JOSH REYNOLDS

Natalie Olbrych, center, and Toni Halberg, right, both of Brownsville, Vt., participate in the SlutWalk in Boston, Mass., Saturday, May 7, 2011, which organizers described as a demonstration against those who blame the victims of sex crimes. The walk was held in response to a Toronto police officer who said women shouldn't dress like "sluts" if they wanted to avoid being raped. (AP Photo/Josh Reynolds)

Natalie Olbrych, center, and Toni Halberg, right, both of Brownsville, Vt., participate in the SlutWalk in Boston, Mass., Saturday, May 7, 2011, which organizers described as a demonstration against those who blame the victims of sex crimes. The walk was held in response to a Toronto police officer who said women shouldn't dress like "sluts" if they wanted to avoid being raped. (AP Photo/Josh Reynolds)

JOSH REYNOLDS

/

Women march past the Statehouse during the SlutWalk in Boston, Saturday, May 7, 2011, which organizers described as a demonstration against those who blame the victims of sex crimes. The walk was held in response to a Toronto police officer who said women shouldn't dress like "sluts" if they wanted to avoid being raped. (AP Photo/Josh Reynolds)

Some 2,000 protesters marched in Boston chanting "We love sluts!" as the US city joined an international series of protests known as 'SlutWalks'.

The protest movement, sparked by a Toronto police officer's remark that women could avoid being raped by not dressing like "sluts," came to Boston after advocates saw similar events — largely organized through Facebook and Twitter — pop up in Canada, England and other parts of the U.S.



"We wanted to do something to show our support," said Siobhan Connors, 20, of Lynn, Mass., a Boston organizer. "We originally planned for a small event and expected about 30 people."



But by the time the march began Saturday, about 2,000 people — some dressed in lingerie with the words "slut" written across their stomachs — were in attendance.



In January, a Toronto police officer told a group of university students that women should avoid dressing like "sluts" to avoid being raped. He later apologized. The officer who made the comments, Constable Michael Sanguinetti, was disciplined but remained on duty, said Toronto police spokesman Mark Pugash.



However, advocates in Toronto held a "SlutWalk" to protest the officer's remarks and to highlight what they saw as problems in blaming sexual assault victims. Since then, SlutWalks, organized mainly through social media, have been held in Dallas, Asheville, N.C., and Ottawa, Ontario. Organizers say the events also were held to bring attention to "slut-shaming," or shaming women for being sexual, and the treatment of sexual assault victims.

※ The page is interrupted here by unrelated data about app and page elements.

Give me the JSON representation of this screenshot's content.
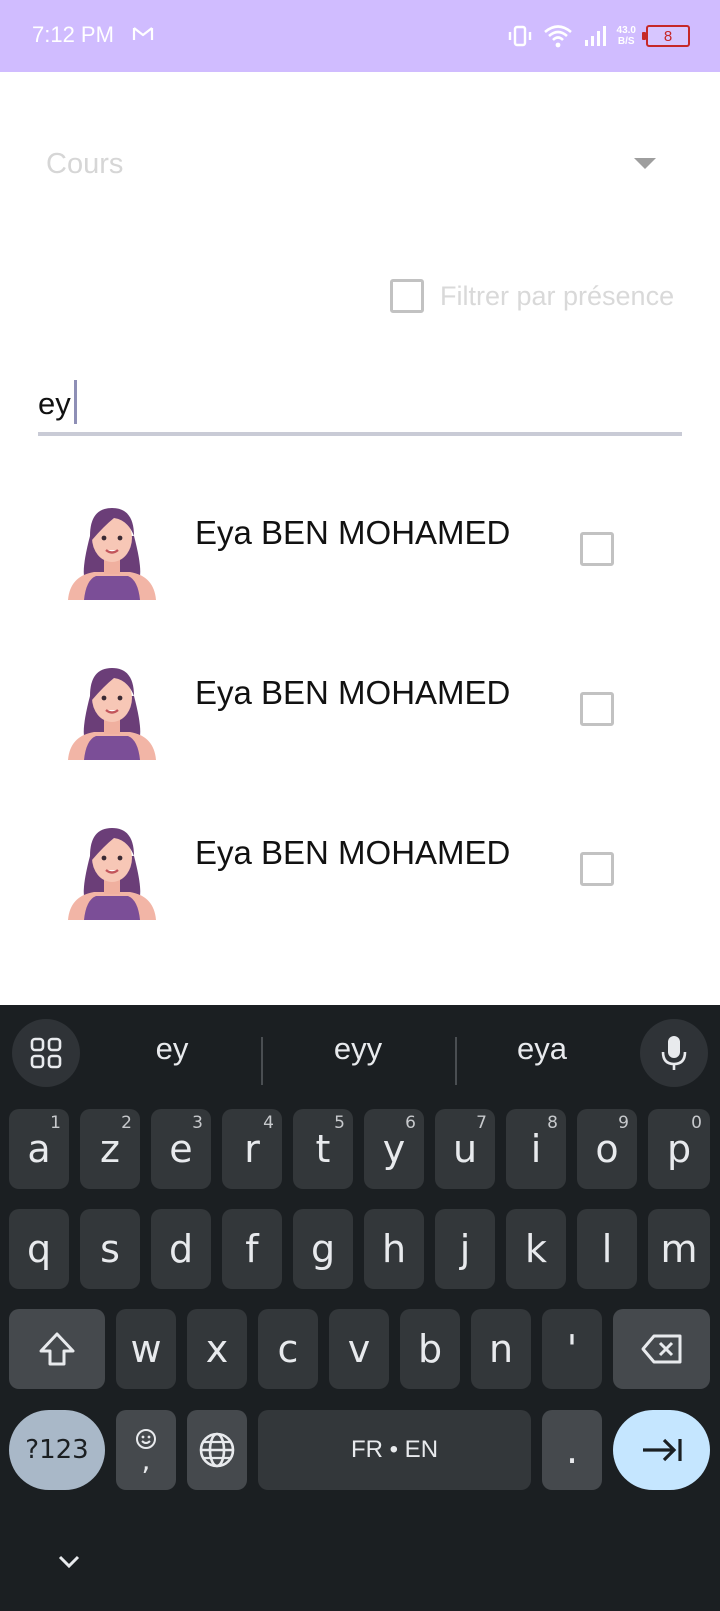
{
  "status_bar": {
    "time": "7:12 PM",
    "net_speed_value": "43.0",
    "net_speed_unit": "B/S",
    "battery_level": "8",
    "bg_color": "#d0bcff"
  },
  "form": {
    "course_dropdown_placeholder": "Cours",
    "filter_label": "Filtrer par présence",
    "filter_checked": false,
    "search_value": "ey"
  },
  "students": [
    {
      "name": "Eya BEN MOHAMED",
      "checked": false
    },
    {
      "name": "Eya BEN MOHAMED",
      "checked": false
    },
    {
      "name": "Eya BEN MOHAMED",
      "checked": false
    }
  ],
  "keyboard": {
    "suggestions": [
      "ey",
      "eyy",
      "eya"
    ],
    "row1": [
      {
        "key": "a",
        "hint": "1"
      },
      {
        "key": "z",
        "hint": "2"
      },
      {
        "key": "e",
        "hint": "3"
      },
      {
        "key": "r",
        "hint": "4"
      },
      {
        "key": "t",
        "hint": "5"
      },
      {
        "key": "y",
        "hint": "6"
      },
      {
        "key": "u",
        "hint": "7"
      },
      {
        "key": "i",
        "hint": "8"
      },
      {
        "key": "o",
        "hint": "9"
      },
      {
        "key": "p",
        "hint": "0"
      }
    ],
    "row2": [
      "q",
      "s",
      "d",
      "f",
      "g",
      "h",
      "j",
      "k",
      "l",
      "m"
    ],
    "row3": [
      "w",
      "x",
      "c",
      "v",
      "b",
      "n",
      "'"
    ],
    "symbols_label": "?123",
    "comma_label": ",",
    "space_label": "FR • EN",
    "period_label": "."
  }
}
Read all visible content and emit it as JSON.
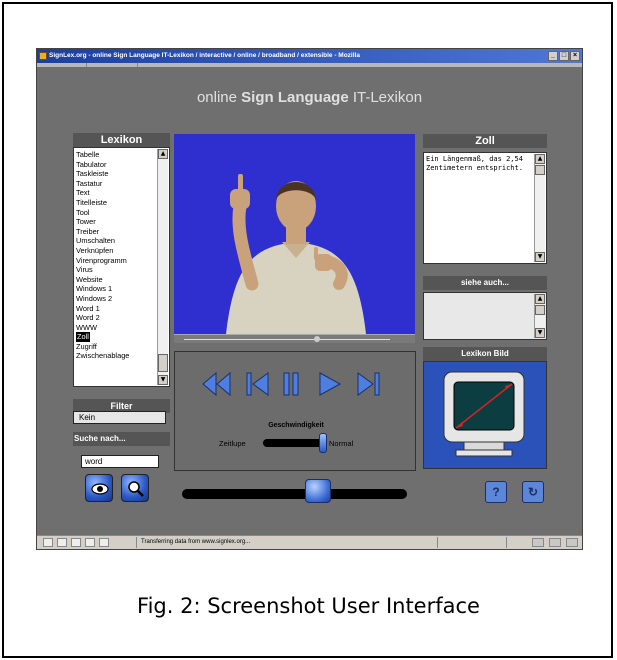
{
  "browser": {
    "title": "SignLex.org - online Sign Language IT-Lexikon / interactive / online / broadband / extensible - Mozilla",
    "status_text": "Transferring data from www.signlex.org..."
  },
  "app": {
    "heading_prefix": "online ",
    "heading_bold": "Sign Language",
    "heading_suffix": " IT-Lexikon"
  },
  "lexikon": {
    "title": "Lexikon",
    "items": [
      "Tabelle",
      "Tabulator",
      "Taskleiste",
      "Tastatur",
      "Text",
      "Titelleiste",
      "Tool",
      "Tower",
      "Treiber",
      "Umschalten",
      "Verknüpfen",
      "Virenprogramm",
      "Virus",
      "Website",
      "Windows 1",
      "Windows 2",
      "Word 1",
      "Word 2",
      "WWW",
      "Zoll",
      "Zugriff",
      "Zwischenablage"
    ],
    "selected": "Zoll"
  },
  "filter": {
    "title": "Filter",
    "value": "Kein"
  },
  "search": {
    "label": "Suche nach...",
    "value": "word"
  },
  "player": {
    "speed_label": "Geschwindigkeit",
    "speed_min_label": "Zeitlupe",
    "speed_max_label": "Normal",
    "speed_level": 1.0,
    "volume_level": 0.6,
    "video_position": 0.61
  },
  "entry": {
    "word": "Zoll",
    "definition": "Ein Längenmaß, das 2,54 Zentimetern entspricht.",
    "see_also_title": "siehe auch...",
    "image_title": "Lexikon Bild"
  },
  "caption": "Fig. 2: Screenshot User Interface",
  "icons": [
    "app-icon",
    "eye-icon",
    "search-icon",
    "rewind-icon",
    "previous-icon",
    "pause-icon",
    "play-icon",
    "next-icon",
    "help-icon",
    "back-icon"
  ]
}
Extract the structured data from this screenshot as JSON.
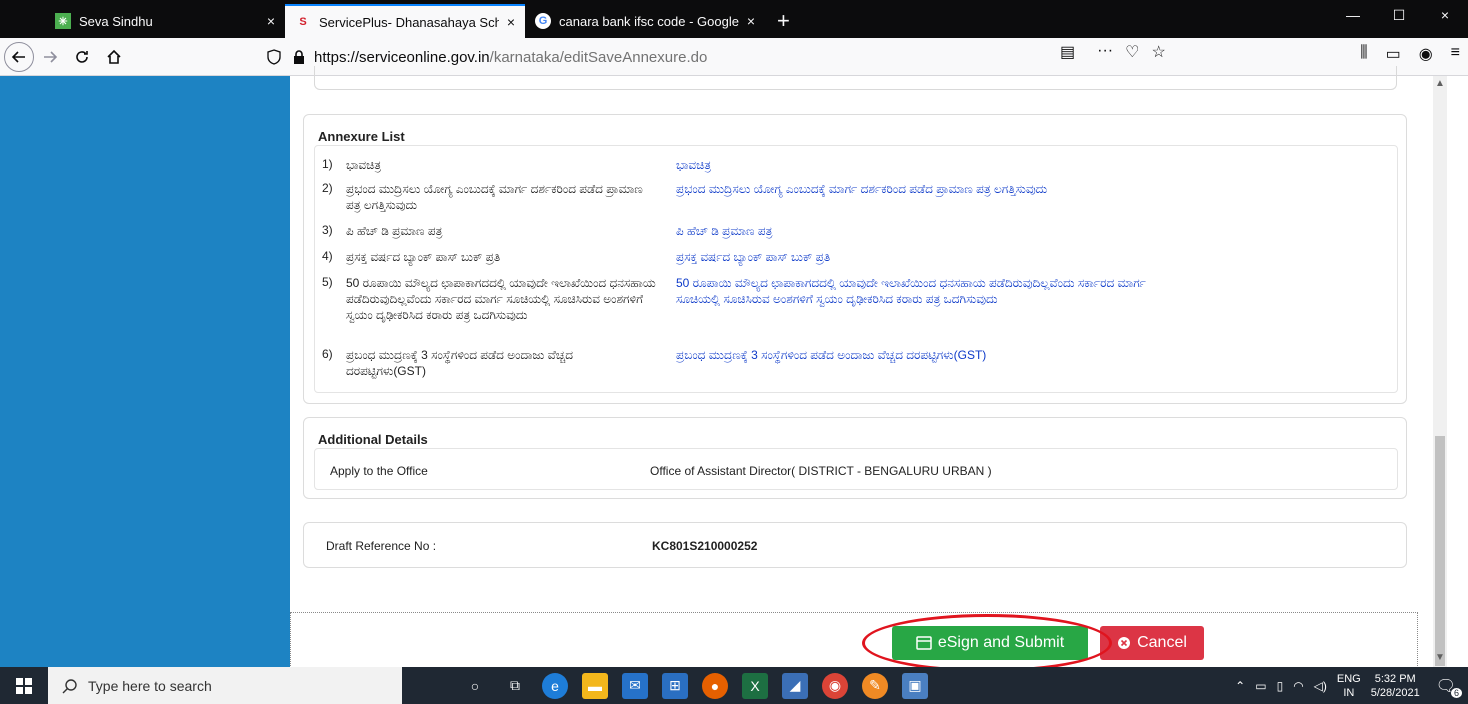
{
  "tabs": [
    {
      "title": "Seva Sindhu",
      "close": "×"
    },
    {
      "title": "ServicePlus- Dhanasahaya Sche",
      "close": "×"
    },
    {
      "title": "canara bank ifsc code - Google",
      "close": "×"
    }
  ],
  "new_tab": "+",
  "window_controls": {
    "minimize": "—",
    "maximize": "☐",
    "close": "×"
  },
  "url": {
    "host": "https://serviceonline.gov.in",
    "path": "/karnataka/editSaveAnnexure.do"
  },
  "annexure": {
    "title": "Annexure List",
    "items": [
      {
        "num": "1)",
        "name": "ಭಾವಚಿತ್ರ",
        "link": "ಭಾವಚಿತ್ರ"
      },
      {
        "num": "2)",
        "name": "ಪ್ರಭಂದ ಮುದ್ರಿಸಲು ಯೋಗ್ಯ ಎಂಬುದಕ್ಕೆ ಮಾರ್ಗ ದರ್ಶಕರಿಂದ ಪಡೆದ ಪ್ರಾಮಾಣ ಪತ್ರ ಲಗತ್ತಿಸುವುದು",
        "link": "ಪ್ರಭಂದ ಮುದ್ರಿಸಲು ಯೋಗ್ಯ ಎಂಬುದಕ್ಕೆ ಮಾರ್ಗ ದರ್ಶಕರಿಂದ ಪಡೆದ ಪ್ರಾಮಾಣ ಪತ್ರ ಲಗತ್ತಿಸುವುದು"
      },
      {
        "num": "3)",
        "name": "ಪಿ ಹೆಚ್ ಡಿ ಪ್ರಮಾಣ ಪತ್ರ",
        "link": "ಪಿ ಹೆಚ್ ಡಿ ಪ್ರಮಾಣ ಪತ್ರ"
      },
      {
        "num": "4)",
        "name": "ಪ್ರಸಕ್ತ ವರ್ಷದ ಬ್ಯಾಂಕ್ ಪಾಸ್ ಬುಕ್ ಪ್ರತಿ",
        "link": "ಪ್ರಸಕ್ತ ವರ್ಷದ ಬ್ಯಾಂಕ್ ಪಾಸ್ ಬುಕ್ ಪ್ರತಿ"
      },
      {
        "num": "5)",
        "name": "50 ರೂಪಾಯಿ ಮೌಲ್ಯದ ಛಾಪಾಕಾಗದದಲ್ಲಿ ಯಾವುದೇ ಇಲಾಖೆಯಿಂದ ಧನಸಹಾಯ ಪಡೆದಿರುವುದಿಲ್ಲವೆಂದು ಸರ್ಕಾರದ ಮಾರ್ಗ ಸೂಚಿಯಲ್ಲಿ ಸೂಚಿಸಿರುವ ಅಂಶಗಳಿಗೆ ಸ್ವಯಂ ದೃಢೀಕರಿಸಿದ ಕರಾರು ಪತ್ರ ಒದಗಿಸುವುದು",
        "link": "50 ರೂಪಾಯಿ ಮೌಲ್ಯದ ಛಾಪಾಕಾಗದದಲ್ಲಿ ಯಾವುದೇ ಇಲಾಖೆಯಿಂದ ಧನಸಹಾಯ ಪಡೆದಿರುವುದಿಲ್ಲವೆಂದು ಸರ್ಕಾರದ ಮಾರ್ಗ ಸೂಚಿಯಲ್ಲಿ ಸೂಚಿಸಿರುವ ಅಂಶಗಳಿಗೆ ಸ್ವಯಂ ದೃಢೀಕರಿಸಿದ ಕರಾರು ಪತ್ರ ಒದಗಿಸುವುದು"
      },
      {
        "num": "6)",
        "name": "ಪ್ರಬಂಧ ಮುದ್ರಣಕ್ಕೆ 3 ಸಂಸ್ಥೆಗಳಿಂದ ಪಡೆದ ಅಂದಾಜು ವೆಚ್ಚದ ದರಪಟ್ಟಿಗಳು(GST)",
        "link": "ಪ್ರಬಂಧ ಮುದ್ರಣಕ್ಕೆ 3 ಸಂಸ್ಥೆಗಳಿಂದ ಪಡೆದ ಅಂದಾಜು ವೆಚ್ಚದ ದರಪಟ್ಟಿಗಳು(GST)"
      }
    ]
  },
  "additional": {
    "title": "Additional Details",
    "label": "Apply to the Office",
    "value": "Office of Assistant Director( DISTRICT - BENGALURU URBAN )"
  },
  "draft": {
    "label": "Draft Reference No :",
    "value": "KC801S210000252"
  },
  "buttons": {
    "esign": "eSign and Submit",
    "cancel": "Cancel"
  },
  "taskbar": {
    "search_placeholder": "Type here to search",
    "lang_top": "ENG",
    "lang_bottom": "IN",
    "time": "5:32 PM",
    "date": "5/28/2021",
    "notification_count": "6"
  }
}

"I had watched the Toronto walk happen from afar," said Jaclyn Friedman, author of "Yes Means Yes: Visions of Female Sexual Power and a World Without Rape" and resident of Medford, Mass. "When I heard it was coming to Boston I just emailed the organizers and said, 'How can I help?'"

Daily Headlines & Evening Telegraph Newsletter

Receive today's headlines directly to your inbox every morning and evening, with our free daily newsletter.

This field is required


Top Videos



Privacy